▶ _Required work_
Write out the data exactly as given, dropping every picture.
- Opening Delimiter -
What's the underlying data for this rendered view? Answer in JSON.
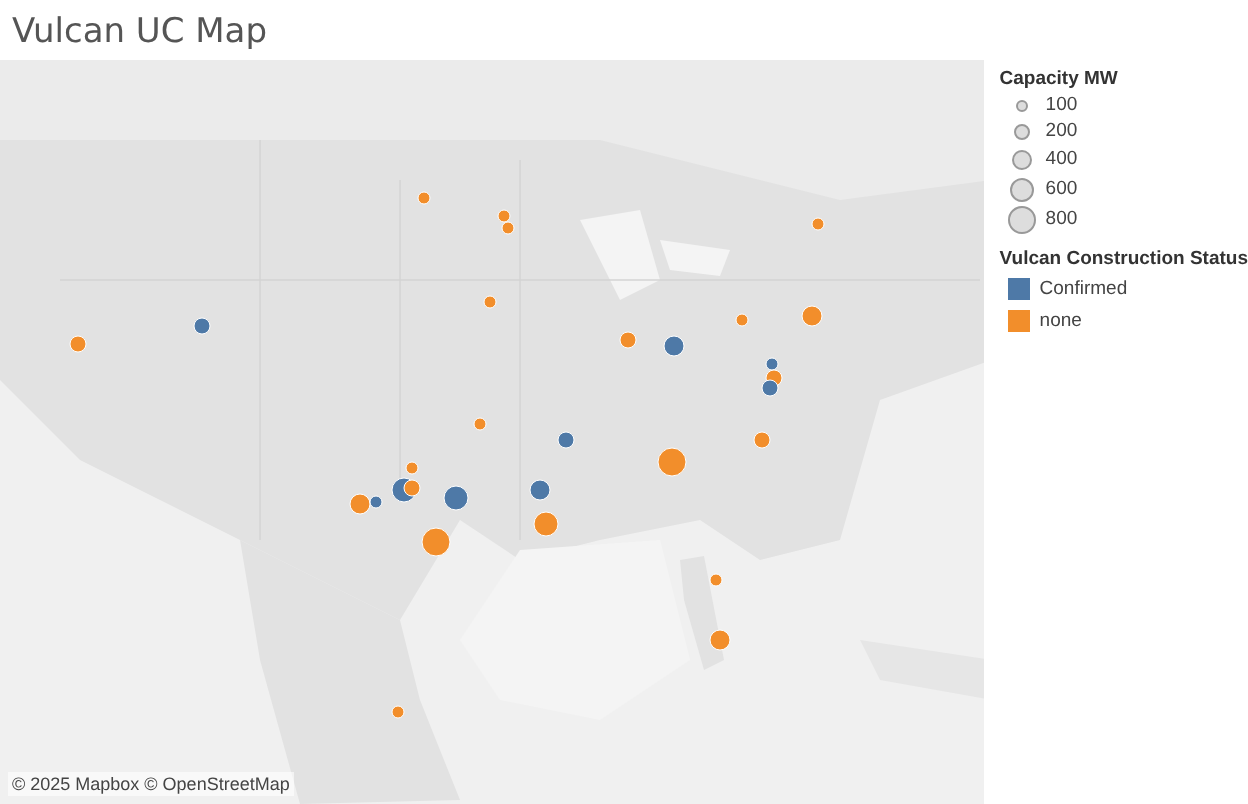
{
  "title": "Vulcan UC Map",
  "map": {
    "kind": "picture",
    "attribution": "© 2025 Mapbox © OpenStreetMap"
  },
  "legend": {
    "size_title": "Capacity MW",
    "sizes": [
      {
        "label": "100"
      },
      {
        "label": "200"
      },
      {
        "label": "400"
      },
      {
        "label": "600"
      },
      {
        "label": "800"
      }
    ],
    "color_title": "Vulcan Construction Status",
    "statuses": [
      {
        "label": "Confirmed",
        "color": "#4e79a7"
      },
      {
        "label": "none",
        "color": "#f28e2b"
      }
    ]
  }
}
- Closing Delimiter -
▶ _Exercise output_
What's the underlying data for this rendered view? Answer in JSON.
{
  "title": "Vulcan UC Map",
  "map": {
    "kind": "picture",
    "attribution": "© 2025 Mapbox © OpenStreetMap"
  },
  "legend": {
    "size_title": "Capacity MW",
    "sizes": [
      {
        "label": "100"
      },
      {
        "label": "200"
      },
      {
        "label": "400"
      },
      {
        "label": "600"
      },
      {
        "label": "800"
      }
    ],
    "color_title": "Vulcan Construction Status",
    "statuses": [
      {
        "label": "Confirmed",
        "color": "#4e79a7"
      },
      {
        "label": "none",
        "color": "#f28e2b"
      }
    ]
  }
}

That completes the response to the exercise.